There are three phases of CML, each determined by how many of a certain kind of cell, called a "blast" cell, that you have.

No matter what phase you're in, your doctor will be planning your treatment using the same basic approaches. You will likely get a "targeted therapy," which is one of the most effective ways to treat CML, especially in the early phase.

Doctors will give you a pill called a tyrosine kinase inhibitor, which blocks proteins that cause the cancer to grow.

You will probably stay on this medication for life, and it's important that you take it exactly as prescribed. Your doctor will monitor to make sure this therapy is working for you.

The side effects are considered mild and can include GI distress, headaches, and muscle cramps. If needed, you may get other kinds of treatment.

After chemo, you may get a stem cell transplant. It replaces unhealthy cells with healthy blood-forming cells and can restore your bone marrow, which is depleted by the chemo.

In some younger people, the transplant may cure CML, but generally it is considered an additional treatment.

Thanks to effective treatments like targeted therapy, many CML patients today can expect to live a full life.
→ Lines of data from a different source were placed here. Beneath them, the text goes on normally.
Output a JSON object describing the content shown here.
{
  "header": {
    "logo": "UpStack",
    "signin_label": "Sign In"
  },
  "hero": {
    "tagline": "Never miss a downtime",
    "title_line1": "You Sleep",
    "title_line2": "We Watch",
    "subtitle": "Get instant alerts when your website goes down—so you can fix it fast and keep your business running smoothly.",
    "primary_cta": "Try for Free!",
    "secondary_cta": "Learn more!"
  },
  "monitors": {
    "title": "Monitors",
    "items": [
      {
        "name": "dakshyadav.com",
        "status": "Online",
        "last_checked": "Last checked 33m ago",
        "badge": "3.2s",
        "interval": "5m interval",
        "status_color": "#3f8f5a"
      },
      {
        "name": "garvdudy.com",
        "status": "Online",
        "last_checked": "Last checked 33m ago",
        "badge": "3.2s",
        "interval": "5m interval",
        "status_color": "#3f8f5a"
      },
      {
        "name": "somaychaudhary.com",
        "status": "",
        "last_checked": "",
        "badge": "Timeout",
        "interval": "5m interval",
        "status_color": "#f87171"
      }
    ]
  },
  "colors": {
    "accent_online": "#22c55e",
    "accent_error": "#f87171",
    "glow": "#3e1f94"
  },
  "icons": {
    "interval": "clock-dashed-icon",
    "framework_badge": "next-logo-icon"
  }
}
Ask your doctor about any other questions you have about treatment for CML.